About two months ago, I posted (1) a critique of a highly publicized Mathematica Policy Research study released to the media about the vastly overstated “value” of value-added measures, and (2) another critique of another study released to the media by the National Bureau of Economic Research (NBER). This one, like the other, was not peer-reviewed, or even internally reviewed, yet it was released despite its major issues (e.g., overstated findings about VAMs based on a sample for which only 17% of teachers actually had value-added data).
Again, neither study went through a peer review process, both were wrought with methodological and conceptual issues that did not warrant study findings, and both, regardless, were released to the media for wide dissemination.

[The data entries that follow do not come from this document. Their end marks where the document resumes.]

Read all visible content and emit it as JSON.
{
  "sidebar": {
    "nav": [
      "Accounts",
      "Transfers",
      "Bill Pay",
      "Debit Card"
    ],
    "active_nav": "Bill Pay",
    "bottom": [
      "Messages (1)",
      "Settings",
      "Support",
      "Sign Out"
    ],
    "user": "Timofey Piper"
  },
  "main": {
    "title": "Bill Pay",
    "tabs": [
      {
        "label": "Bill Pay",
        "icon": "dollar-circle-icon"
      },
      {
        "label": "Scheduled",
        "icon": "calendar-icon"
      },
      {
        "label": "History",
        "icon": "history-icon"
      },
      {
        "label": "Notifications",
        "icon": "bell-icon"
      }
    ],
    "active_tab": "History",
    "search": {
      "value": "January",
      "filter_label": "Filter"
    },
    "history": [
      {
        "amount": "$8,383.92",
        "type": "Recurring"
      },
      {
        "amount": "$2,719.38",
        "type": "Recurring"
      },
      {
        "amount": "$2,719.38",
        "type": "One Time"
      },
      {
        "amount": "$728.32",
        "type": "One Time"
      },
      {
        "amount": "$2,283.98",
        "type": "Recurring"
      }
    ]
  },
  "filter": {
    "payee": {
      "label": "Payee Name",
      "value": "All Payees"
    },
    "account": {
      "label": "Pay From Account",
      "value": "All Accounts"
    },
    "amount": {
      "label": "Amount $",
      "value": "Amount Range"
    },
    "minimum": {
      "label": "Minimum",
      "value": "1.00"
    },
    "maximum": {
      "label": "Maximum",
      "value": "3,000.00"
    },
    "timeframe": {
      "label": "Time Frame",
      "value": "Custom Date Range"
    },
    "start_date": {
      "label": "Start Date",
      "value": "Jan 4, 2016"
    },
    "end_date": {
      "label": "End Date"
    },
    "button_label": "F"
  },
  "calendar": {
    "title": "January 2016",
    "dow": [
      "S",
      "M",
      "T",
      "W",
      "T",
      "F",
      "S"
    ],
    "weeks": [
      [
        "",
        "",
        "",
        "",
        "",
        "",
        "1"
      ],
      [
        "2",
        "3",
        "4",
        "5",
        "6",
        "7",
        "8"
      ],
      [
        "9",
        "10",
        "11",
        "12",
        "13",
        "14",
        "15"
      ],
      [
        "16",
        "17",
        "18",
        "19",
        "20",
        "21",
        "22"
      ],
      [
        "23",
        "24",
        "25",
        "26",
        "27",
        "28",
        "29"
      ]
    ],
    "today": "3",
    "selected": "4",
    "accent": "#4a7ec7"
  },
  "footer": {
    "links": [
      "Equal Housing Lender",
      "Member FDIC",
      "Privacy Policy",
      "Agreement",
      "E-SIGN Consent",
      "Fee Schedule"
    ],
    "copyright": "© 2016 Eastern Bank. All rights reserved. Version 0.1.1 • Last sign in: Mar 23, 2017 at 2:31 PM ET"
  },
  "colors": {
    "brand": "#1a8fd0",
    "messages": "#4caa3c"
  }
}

Yet again, VAM enthusiasts are attempting to VAMboozle policymakers and the general public with another faulty study, again released by the National Bureau of Economic Research (NBER). But, in an unprecedented move, this time NBER has released the same, highly flawed study three times, even though the first study first released in 2011 still has not made it through peer-review to official publication and it has, accordingly, not proved itself as anything more than a technical report with major methodological issues.
In the first study (2011) Raj Chetty (Economics Professor at Harvard), John Friedman (Assistant Professor of Public Policy at Harvard), and Jonah Rockoff (Associate Professor of Finance and Economics at Harvard) conducted value-added analyses on a massive data set and (over-simplistically) presented (highly-questionable) evidence that favored teachers’ long-lasting, enduring, and in some cases miraculous effects. While some of the findings would have been very welcomed to the profession, had they indeed been true (e.g., high value-added teachers substantively affect students incomes in their adult years), the study’s authors way-overstated their findings, and they did not consider alternative hypotheses in terms of what other factors besides teachers might have caused the outcomes they observed (e.g., those things that happen outside of schools).
Accordingly, and more than appropriately, this study has only been critiqued since, in subsequent attempts to undo what should not have been done in the first place (thanks to both the media and the study’s authors given the exaggerated spin they spun given their results). See, for example, one peer-reviewed critique here, two others conducted by well-known education scholars (i.e., Bruce Baker [Education Professor at Rutgers] and Dale Ballou [Associate Professor of Education at Vanderbilt)) here and here, and another released by the Institute of Education Sciences’ What Works Clearinghouse here.
Maybe in response to their critics, maybe to drive the false findings into more malformed policies, maybe because Chetty (the study’s lead author) just received the John Bates Clark Medal awarded by the American Economic Association, or maybe to have the last word, NBER just released the same exact paper in two more installments. See the second and third releases, positioned as Part I and Part II, to see that they are exactly the same but being promulgated, yet again. While “they” acknowledge that they have done this on the first page of each of the two, it is pretty unethical to go the second round given all of the criticism, the positive and negative press this “working paper” received after its original release(s), and given the study has still not made it through to print in a peer-reviewed journal.
*Thanks to Sarah Polasky for helping with this post.